### Problem to solve
Every line below that contains "text" is to be copied.
::: Given data
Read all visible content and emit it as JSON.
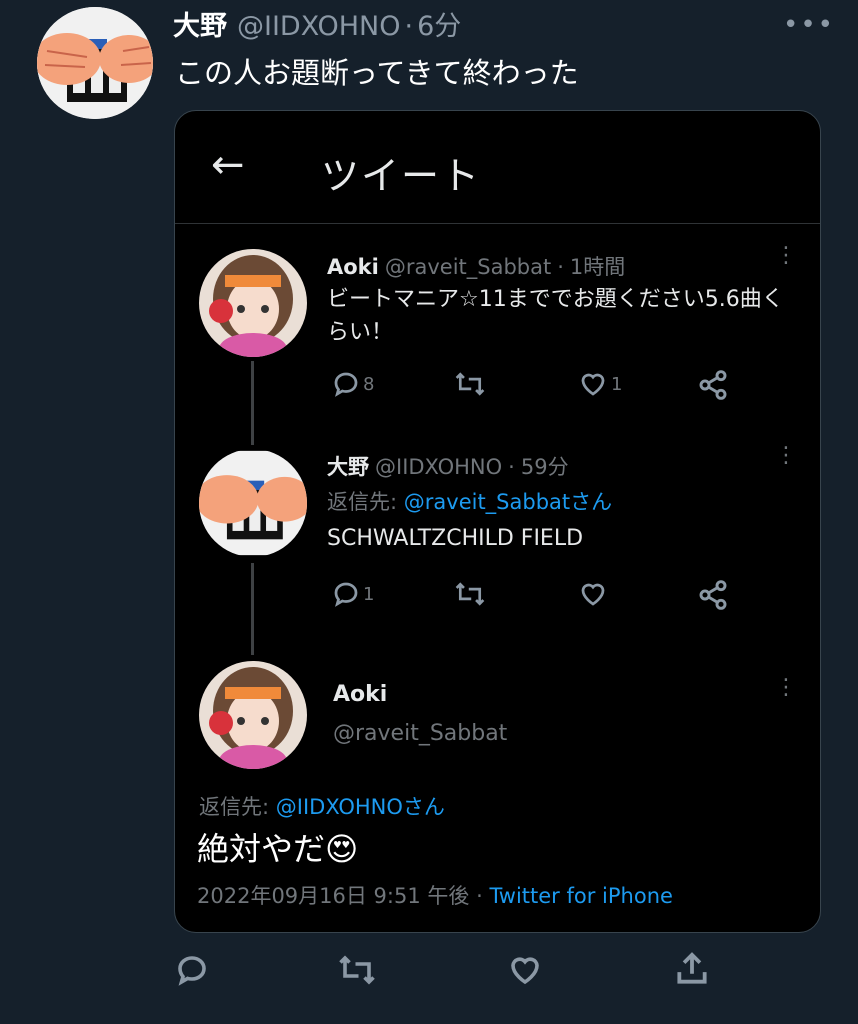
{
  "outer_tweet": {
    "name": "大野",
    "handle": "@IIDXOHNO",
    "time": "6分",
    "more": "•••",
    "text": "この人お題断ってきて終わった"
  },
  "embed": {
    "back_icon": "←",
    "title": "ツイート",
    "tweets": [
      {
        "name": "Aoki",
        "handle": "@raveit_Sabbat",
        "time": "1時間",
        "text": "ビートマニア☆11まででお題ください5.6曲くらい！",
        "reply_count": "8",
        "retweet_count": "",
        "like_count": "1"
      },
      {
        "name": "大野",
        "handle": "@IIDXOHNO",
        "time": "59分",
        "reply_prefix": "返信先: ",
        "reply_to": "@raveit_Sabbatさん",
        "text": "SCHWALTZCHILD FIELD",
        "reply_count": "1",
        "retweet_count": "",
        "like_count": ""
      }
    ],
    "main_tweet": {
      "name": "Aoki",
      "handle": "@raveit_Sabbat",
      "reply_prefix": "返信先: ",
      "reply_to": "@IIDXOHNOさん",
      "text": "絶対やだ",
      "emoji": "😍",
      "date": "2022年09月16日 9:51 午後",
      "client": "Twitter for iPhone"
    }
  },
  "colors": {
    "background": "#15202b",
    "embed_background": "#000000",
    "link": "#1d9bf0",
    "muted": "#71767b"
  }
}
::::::
### Response
    "text": "この人お題断ってきて終わった"
        "text": "ビートマニア☆11まででお題ください5.6曲くらい！",
        "text": "SCHWALTZCHILD FIELD",
      "text": "絶対やだ",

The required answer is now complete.